■ What is being asked ■
Output a faithful copy of the entries, every picture removed.

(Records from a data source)

----

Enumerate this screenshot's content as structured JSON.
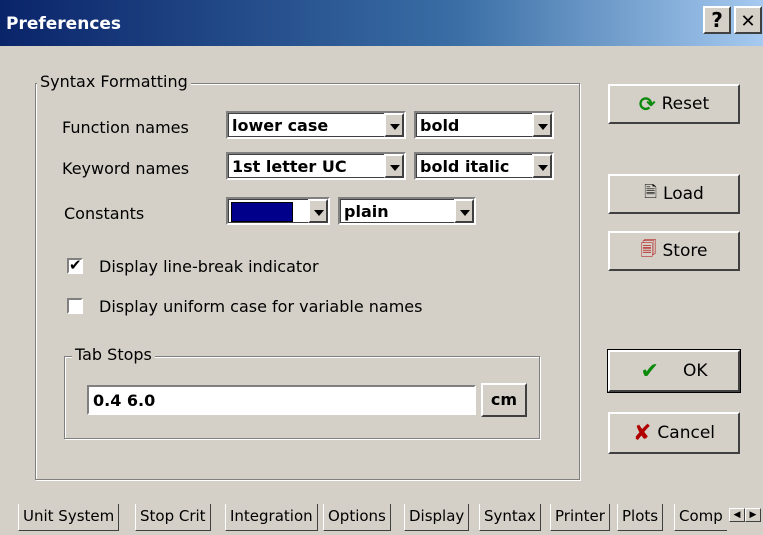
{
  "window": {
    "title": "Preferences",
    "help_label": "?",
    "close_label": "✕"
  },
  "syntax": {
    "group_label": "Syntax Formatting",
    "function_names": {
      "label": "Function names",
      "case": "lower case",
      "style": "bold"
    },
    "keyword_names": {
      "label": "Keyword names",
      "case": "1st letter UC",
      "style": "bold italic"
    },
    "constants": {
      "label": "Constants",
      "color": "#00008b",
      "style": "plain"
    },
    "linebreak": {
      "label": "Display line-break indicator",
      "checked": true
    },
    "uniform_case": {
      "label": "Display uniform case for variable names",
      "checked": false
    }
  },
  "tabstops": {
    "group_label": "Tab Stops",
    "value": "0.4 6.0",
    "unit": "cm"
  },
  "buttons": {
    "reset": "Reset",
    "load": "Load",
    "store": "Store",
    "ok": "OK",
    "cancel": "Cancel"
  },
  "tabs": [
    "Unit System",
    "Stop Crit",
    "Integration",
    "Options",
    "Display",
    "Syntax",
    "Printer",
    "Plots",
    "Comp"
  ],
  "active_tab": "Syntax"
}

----

■ Solution for this exercise ■
Enumerate this screenshot's content as structured JSON.
{
  "window": {
    "title": "Preferences",
    "help_label": "?",
    "close_label": "✕"
  },
  "syntax": {
    "group_label": "Syntax Formatting",
    "function_names": {
      "label": "Function names",
      "case": "lower case",
      "style": "bold"
    },
    "keyword_names": {
      "label": "Keyword names",
      "case": "1st letter UC",
      "style": "bold italic"
    },
    "constants": {
      "label": "Constants",
      "color": "#00008b",
      "style": "plain"
    },
    "linebreak": {
      "label": "Display line-break indicator",
      "checked": true
    },
    "uniform_case": {
      "label": "Display uniform case for variable names",
      "checked": false
    }
  },
  "tabstops": {
    "group_label": "Tab Stops",
    "value": "0.4 6.0",
    "unit": "cm"
  },
  "buttons": {
    "reset": "Reset",
    "load": "Load",
    "store": "Store",
    "ok": "OK",
    "cancel": "Cancel"
  },
  "tabs": [
    "Unit System",
    "Stop Crit",
    "Integration",
    "Options",
    "Display",
    "Syntax",
    "Printer",
    "Plots",
    "Comp"
  ],
  "active_tab": "Syntax"
}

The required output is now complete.